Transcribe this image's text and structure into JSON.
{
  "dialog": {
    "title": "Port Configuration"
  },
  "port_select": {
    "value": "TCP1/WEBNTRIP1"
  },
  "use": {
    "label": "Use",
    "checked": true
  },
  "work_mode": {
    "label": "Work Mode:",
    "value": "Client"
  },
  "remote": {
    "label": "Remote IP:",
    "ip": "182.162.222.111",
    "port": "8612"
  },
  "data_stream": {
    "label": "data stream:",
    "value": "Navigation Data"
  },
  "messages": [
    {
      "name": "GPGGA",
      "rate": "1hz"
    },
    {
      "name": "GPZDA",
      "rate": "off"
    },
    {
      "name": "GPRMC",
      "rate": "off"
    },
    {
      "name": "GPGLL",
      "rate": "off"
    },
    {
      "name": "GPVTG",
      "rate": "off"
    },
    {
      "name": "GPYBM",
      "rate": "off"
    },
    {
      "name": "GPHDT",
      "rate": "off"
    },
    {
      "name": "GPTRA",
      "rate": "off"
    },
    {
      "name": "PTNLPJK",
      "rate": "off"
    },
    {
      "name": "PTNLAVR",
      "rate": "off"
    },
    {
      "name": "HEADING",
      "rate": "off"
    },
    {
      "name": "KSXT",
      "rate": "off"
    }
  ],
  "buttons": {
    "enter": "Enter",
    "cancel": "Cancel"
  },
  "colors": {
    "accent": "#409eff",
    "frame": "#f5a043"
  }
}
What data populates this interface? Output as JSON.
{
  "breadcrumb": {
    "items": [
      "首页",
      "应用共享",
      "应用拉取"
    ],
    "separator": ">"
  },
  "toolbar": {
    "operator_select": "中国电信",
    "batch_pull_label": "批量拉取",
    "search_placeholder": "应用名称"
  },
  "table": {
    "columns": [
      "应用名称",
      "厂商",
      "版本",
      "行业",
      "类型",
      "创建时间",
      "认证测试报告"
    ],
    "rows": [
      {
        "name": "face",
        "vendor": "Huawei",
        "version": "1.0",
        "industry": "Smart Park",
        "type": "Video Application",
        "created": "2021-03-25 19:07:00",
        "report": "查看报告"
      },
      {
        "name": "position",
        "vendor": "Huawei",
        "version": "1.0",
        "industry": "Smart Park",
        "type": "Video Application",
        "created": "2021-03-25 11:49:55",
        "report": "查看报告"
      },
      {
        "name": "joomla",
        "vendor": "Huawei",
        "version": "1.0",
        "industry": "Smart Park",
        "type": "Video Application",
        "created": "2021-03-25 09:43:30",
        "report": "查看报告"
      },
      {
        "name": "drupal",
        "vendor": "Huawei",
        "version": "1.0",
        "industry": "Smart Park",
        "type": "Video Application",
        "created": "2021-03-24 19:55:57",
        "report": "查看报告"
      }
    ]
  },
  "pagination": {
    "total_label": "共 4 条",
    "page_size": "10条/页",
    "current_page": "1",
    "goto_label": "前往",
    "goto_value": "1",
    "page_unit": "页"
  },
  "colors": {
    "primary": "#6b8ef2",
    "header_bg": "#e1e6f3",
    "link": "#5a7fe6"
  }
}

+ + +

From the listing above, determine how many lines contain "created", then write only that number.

### Reply to the exercise:
4